Alcohol Affects Brain Circuitry in Pregnant Women

As if women needed any more motivation to avoid drinking during pregnancy a new study has been released by neuroscientists and the University of California which proves that alcohol affects the brain circuitry of pregnant women. And for the baby the effects are even greater, prenatal exposure to alcohol, the study found disrupts major features of brain development and can lead to increased anxiety and poor motor functions.

According to the groundbreaking study conducted by the team at University of California, Riverside, prenatal exposure to alcohol significantly altered the expression of genes and the development of a network of connections in the neocortex which is the part of the brain responsible for high-level thought and cognition, vision, hearing, touch, balance, motor skills, language, and emotion.

When tested on mice prenatal exposure caused the wrong areas of the brain to be connected with each other, the researchers found.

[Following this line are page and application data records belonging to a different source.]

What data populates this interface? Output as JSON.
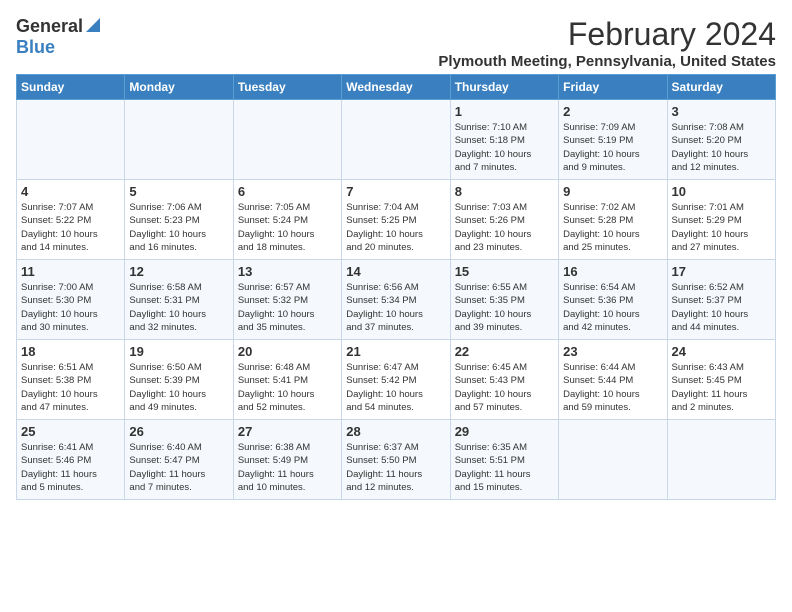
{
  "header": {
    "logo_general": "General",
    "logo_blue": "Blue",
    "month": "February 2024",
    "location": "Plymouth Meeting, Pennsylvania, United States"
  },
  "days_of_week": [
    "Sunday",
    "Monday",
    "Tuesday",
    "Wednesday",
    "Thursday",
    "Friday",
    "Saturday"
  ],
  "weeks": [
    [
      {
        "day": "",
        "content": ""
      },
      {
        "day": "",
        "content": ""
      },
      {
        "day": "",
        "content": ""
      },
      {
        "day": "",
        "content": ""
      },
      {
        "day": "1",
        "content": "Sunrise: 7:10 AM\nSunset: 5:18 PM\nDaylight: 10 hours\nand 7 minutes."
      },
      {
        "day": "2",
        "content": "Sunrise: 7:09 AM\nSunset: 5:19 PM\nDaylight: 10 hours\nand 9 minutes."
      },
      {
        "day": "3",
        "content": "Sunrise: 7:08 AM\nSunset: 5:20 PM\nDaylight: 10 hours\nand 12 minutes."
      }
    ],
    [
      {
        "day": "4",
        "content": "Sunrise: 7:07 AM\nSunset: 5:22 PM\nDaylight: 10 hours\nand 14 minutes."
      },
      {
        "day": "5",
        "content": "Sunrise: 7:06 AM\nSunset: 5:23 PM\nDaylight: 10 hours\nand 16 minutes."
      },
      {
        "day": "6",
        "content": "Sunrise: 7:05 AM\nSunset: 5:24 PM\nDaylight: 10 hours\nand 18 minutes."
      },
      {
        "day": "7",
        "content": "Sunrise: 7:04 AM\nSunset: 5:25 PM\nDaylight: 10 hours\nand 20 minutes."
      },
      {
        "day": "8",
        "content": "Sunrise: 7:03 AM\nSunset: 5:26 PM\nDaylight: 10 hours\nand 23 minutes."
      },
      {
        "day": "9",
        "content": "Sunrise: 7:02 AM\nSunset: 5:28 PM\nDaylight: 10 hours\nand 25 minutes."
      },
      {
        "day": "10",
        "content": "Sunrise: 7:01 AM\nSunset: 5:29 PM\nDaylight: 10 hours\nand 27 minutes."
      }
    ],
    [
      {
        "day": "11",
        "content": "Sunrise: 7:00 AM\nSunset: 5:30 PM\nDaylight: 10 hours\nand 30 minutes."
      },
      {
        "day": "12",
        "content": "Sunrise: 6:58 AM\nSunset: 5:31 PM\nDaylight: 10 hours\nand 32 minutes."
      },
      {
        "day": "13",
        "content": "Sunrise: 6:57 AM\nSunset: 5:32 PM\nDaylight: 10 hours\nand 35 minutes."
      },
      {
        "day": "14",
        "content": "Sunrise: 6:56 AM\nSunset: 5:34 PM\nDaylight: 10 hours\nand 37 minutes."
      },
      {
        "day": "15",
        "content": "Sunrise: 6:55 AM\nSunset: 5:35 PM\nDaylight: 10 hours\nand 39 minutes."
      },
      {
        "day": "16",
        "content": "Sunrise: 6:54 AM\nSunset: 5:36 PM\nDaylight: 10 hours\nand 42 minutes."
      },
      {
        "day": "17",
        "content": "Sunrise: 6:52 AM\nSunset: 5:37 PM\nDaylight: 10 hours\nand 44 minutes."
      }
    ],
    [
      {
        "day": "18",
        "content": "Sunrise: 6:51 AM\nSunset: 5:38 PM\nDaylight: 10 hours\nand 47 minutes."
      },
      {
        "day": "19",
        "content": "Sunrise: 6:50 AM\nSunset: 5:39 PM\nDaylight: 10 hours\nand 49 minutes."
      },
      {
        "day": "20",
        "content": "Sunrise: 6:48 AM\nSunset: 5:41 PM\nDaylight: 10 hours\nand 52 minutes."
      },
      {
        "day": "21",
        "content": "Sunrise: 6:47 AM\nSunset: 5:42 PM\nDaylight: 10 hours\nand 54 minutes."
      },
      {
        "day": "22",
        "content": "Sunrise: 6:45 AM\nSunset: 5:43 PM\nDaylight: 10 hours\nand 57 minutes."
      },
      {
        "day": "23",
        "content": "Sunrise: 6:44 AM\nSunset: 5:44 PM\nDaylight: 10 hours\nand 59 minutes."
      },
      {
        "day": "24",
        "content": "Sunrise: 6:43 AM\nSunset: 5:45 PM\nDaylight: 11 hours\nand 2 minutes."
      }
    ],
    [
      {
        "day": "25",
        "content": "Sunrise: 6:41 AM\nSunset: 5:46 PM\nDaylight: 11 hours\nand 5 minutes."
      },
      {
        "day": "26",
        "content": "Sunrise: 6:40 AM\nSunset: 5:47 PM\nDaylight: 11 hours\nand 7 minutes."
      },
      {
        "day": "27",
        "content": "Sunrise: 6:38 AM\nSunset: 5:49 PM\nDaylight: 11 hours\nand 10 minutes."
      },
      {
        "day": "28",
        "content": "Sunrise: 6:37 AM\nSunset: 5:50 PM\nDaylight: 11 hours\nand 12 minutes."
      },
      {
        "day": "29",
        "content": "Sunrise: 6:35 AM\nSunset: 5:51 PM\nDaylight: 11 hours\nand 15 minutes."
      },
      {
        "day": "",
        "content": ""
      },
      {
        "day": "",
        "content": ""
      }
    ]
  ]
}
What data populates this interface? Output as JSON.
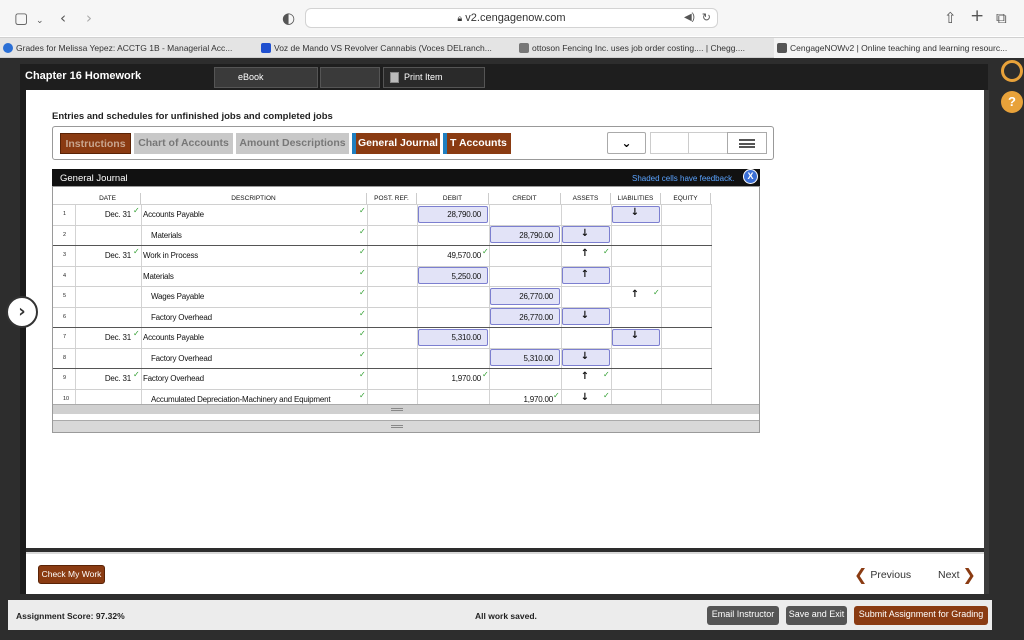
{
  "browser": {
    "url": "v2.cengagenow.com",
    "tabs": [
      {
        "label": "Grades for Melissa Yepez: ACCTG 1B - Managerial Acc...",
        "color": "#2a6fd6"
      },
      {
        "label": "Voz de Mando VS Revolver Cannabis (Voces DELranch...",
        "color": "#1f4fcf"
      },
      {
        "label": "ottoson Fencing Inc. uses job order costing.... | Chegg....",
        "color": "#777777"
      },
      {
        "label": "CengageNOWv2 | Online teaching and learning resourc...",
        "color": "#555555"
      }
    ],
    "icons": [
      "sidebar-icon",
      "back-icon",
      "forward-icon",
      "shield-icon",
      "lock-icon",
      "audio-icon",
      "reload-icon",
      "share-icon",
      "new-tab-icon",
      "tab-overview-icon"
    ]
  },
  "app": {
    "chapter_title": "Chapter 16 Homework",
    "tabs": {
      "ebook": "eBook",
      "blank": "",
      "print": "Print Item"
    },
    "heading": "Entries and schedules for unfinished jobs and completed jobs"
  },
  "toolbar": {
    "instructions": "Instructions",
    "chart_of_accounts": "Chart of Accounts",
    "amount_descriptions": "Amount Descriptions",
    "general_journal": "General Journal",
    "t_accounts": "T Accounts",
    "dropdown_icon": "chevron-down-icon",
    "menu_icon": "menu-icon"
  },
  "journal": {
    "title": "General Journal",
    "feedback_note": "Shaded cells have feedback.",
    "close_label": "X",
    "columns": {
      "date": "DATE",
      "description": "DESCRIPTION",
      "post_ref": "POST. REF.",
      "debit": "DEBIT",
      "credit": "CREDIT",
      "assets": "ASSETS",
      "liabilities": "LIABILITIES",
      "equity": "EQUITY"
    },
    "rows": [
      {
        "n": "1",
        "date": "Dec. 31",
        "desc": "Accounts Payable",
        "indent": false,
        "debit": "28,790.00",
        "credit": "",
        "assets": "",
        "liabilities": "↓"
      },
      {
        "n": "2",
        "date": "",
        "desc": "Materials",
        "indent": true,
        "debit": "",
        "credit": "28,790.00",
        "assets": "↓",
        "liabilities": ""
      },
      {
        "n": "3",
        "date": "Dec. 31",
        "desc": "Work in Process",
        "indent": false,
        "debit": "49,570.00",
        "credit": "",
        "assets": "↑",
        "liabilities": ""
      },
      {
        "n": "4",
        "date": "",
        "desc": "Materials",
        "indent": false,
        "debit": "5,250.00",
        "credit": "",
        "assets": "↑",
        "liabilities": ""
      },
      {
        "n": "5",
        "date": "",
        "desc": "Wages Payable",
        "indent": true,
        "debit": "",
        "credit": "26,770.00",
        "assets": "",
        "liabilities": "↑"
      },
      {
        "n": "6",
        "date": "",
        "desc": "Factory Overhead",
        "indent": true,
        "debit": "",
        "credit": "26,770.00",
        "assets": "↓",
        "liabilities": ""
      },
      {
        "n": "7",
        "date": "Dec. 31",
        "desc": "Accounts Payable",
        "indent": false,
        "debit": "5,310.00",
        "credit": "",
        "assets": "",
        "liabilities": "↓"
      },
      {
        "n": "8",
        "date": "",
        "desc": "Factory Overhead",
        "indent": true,
        "debit": "",
        "credit": "5,310.00",
        "assets": "↓",
        "liabilities": ""
      },
      {
        "n": "9",
        "date": "Dec. 31",
        "desc": "Factory Overhead",
        "indent": false,
        "debit": "1,970.00",
        "credit": "",
        "assets": "↑",
        "liabilities": ""
      },
      {
        "n": "10",
        "date": "",
        "desc": "Accumulated Depreciation-Machinery and Equipment",
        "indent": true,
        "debit": "",
        "credit": "1,970.00",
        "assets": "↓",
        "liabilities": ""
      }
    ]
  },
  "navigation": {
    "check_my_work": "Check My Work",
    "previous": "Previous",
    "next": "Next"
  },
  "status": {
    "score": "Assignment Score: 97.32%",
    "saved": "All work saved.",
    "email_instructor": "Email Instructor",
    "save_and_exit": "Save and Exit",
    "submit": "Submit Assignment for Grading"
  },
  "colors": {
    "accent_brown": "#8a3b12",
    "tab_blue": "#1f7fc0",
    "cell_blue": "#e2e3f7",
    "feedback_blue": "#5aa3ff"
  }
}
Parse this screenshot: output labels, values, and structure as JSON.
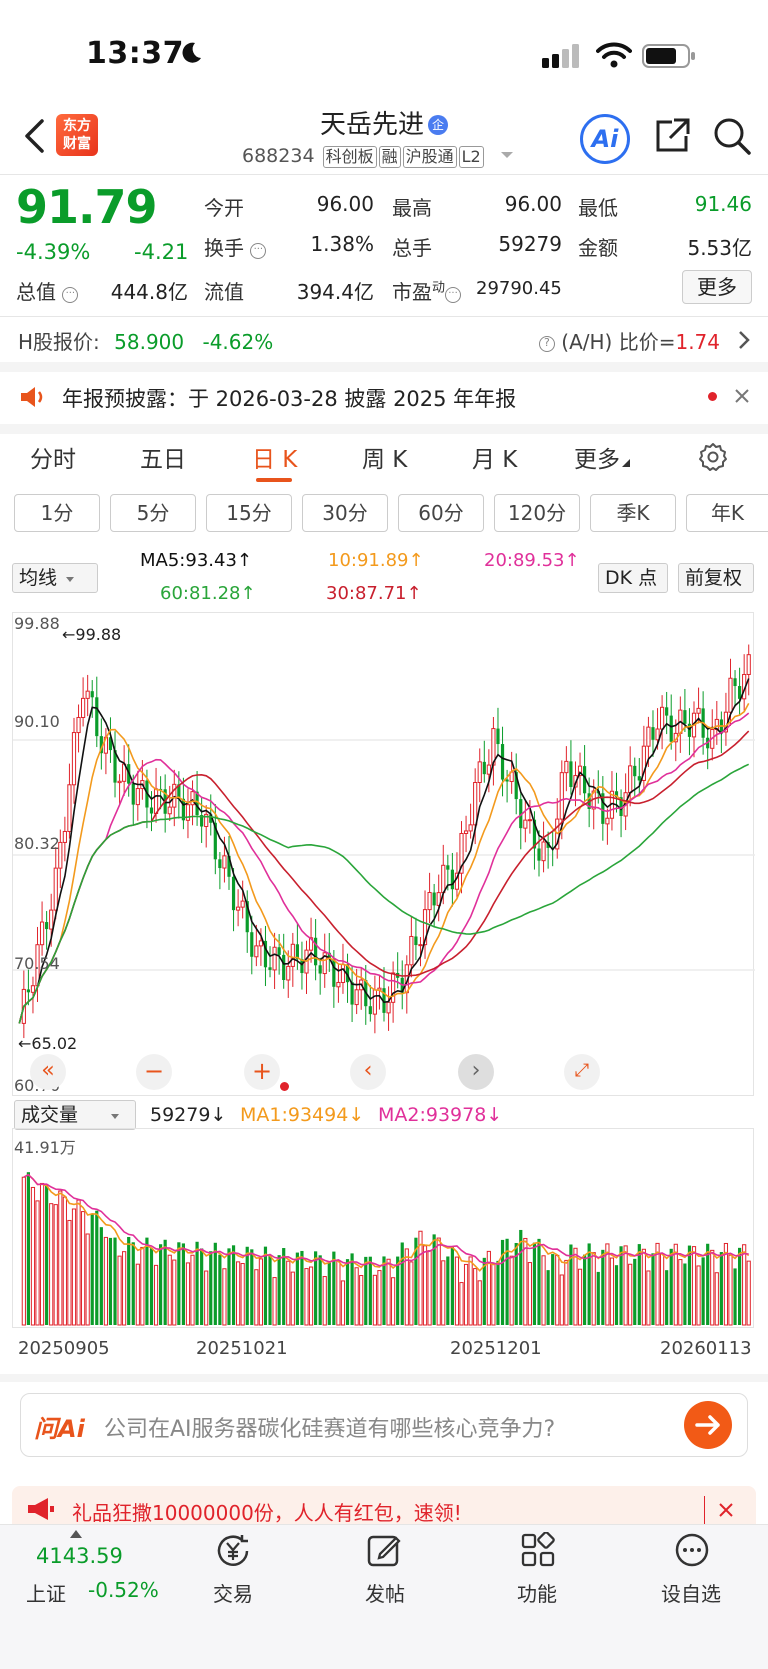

These findings contrast the belief widely held by some that small amounts of alcohol during pregnancy is acceptable.

The following excerpt from an article on explains:

“If you consume alcohol when you are pregnant you can disrupt the development of your baby’s brain,” said Kelly Huffman, assistant professor of psychology at UC Riverside and lead author of the study that appears in the Nov. 27 issue of The Journal of Neuroscience, the official, peer-reviewed publication of the Society of Neuroscience. Study co-authors are UCR Ph.D. students Hani El Shawa and Charles Abbott.

“This research helps us understand how substances like alcohol impact brain development and change behavior,” Huffman explained. “It also shows how prenatal alcohol exposure generates dramatic change in the brain that leads to changes in behavior. Although this study uses a moderate- to high-dose model, others have shown that even small doses alter development of key receptors in the brain.”


This research is significant because although researchers in the past believed that ethanol exposure from a pregnant woman’s consumption of alcohol would impact the child’s brain and cognitive development, researchers have now proven that there is a connection between exposure to alcohol and the disruption of neural networks, resulting in changes in behaviour.

The post also explains:

Huffman’s team found dramatic changes in intraneocortical connections between the frontal, somatosensory and visual cortex in mice born to mothers who consumed ethanol during pregnancy. The changes were especially severe in the frontal cortex, which regulates motor skill learning, decision-making, planning, judgment, attention, risk-taking, executive function and sociality.


As researchers explained the neocortex region in mammals is similar, so in mice and humans it can be compared however human processing is more complex.

For pregnant women it is best to abstain from alcoholic drinks completely rather than choose to have one or two drinks every now and then because as research proves even moderate drinking may have an impact on the foetus and even if it doesn’t, it is better to be safe than sorry.

Foetal Alcohol Spectrum Disorder is a growing disorder and the side effects and symptoms are varied in the children it affects including facial deformities, cognitive, behavioural and motor disorders because of neurobiological damage during the brain’s early development as well as mental retardations, reduced intelligence, learning disabilities, anxiety and depression later in life.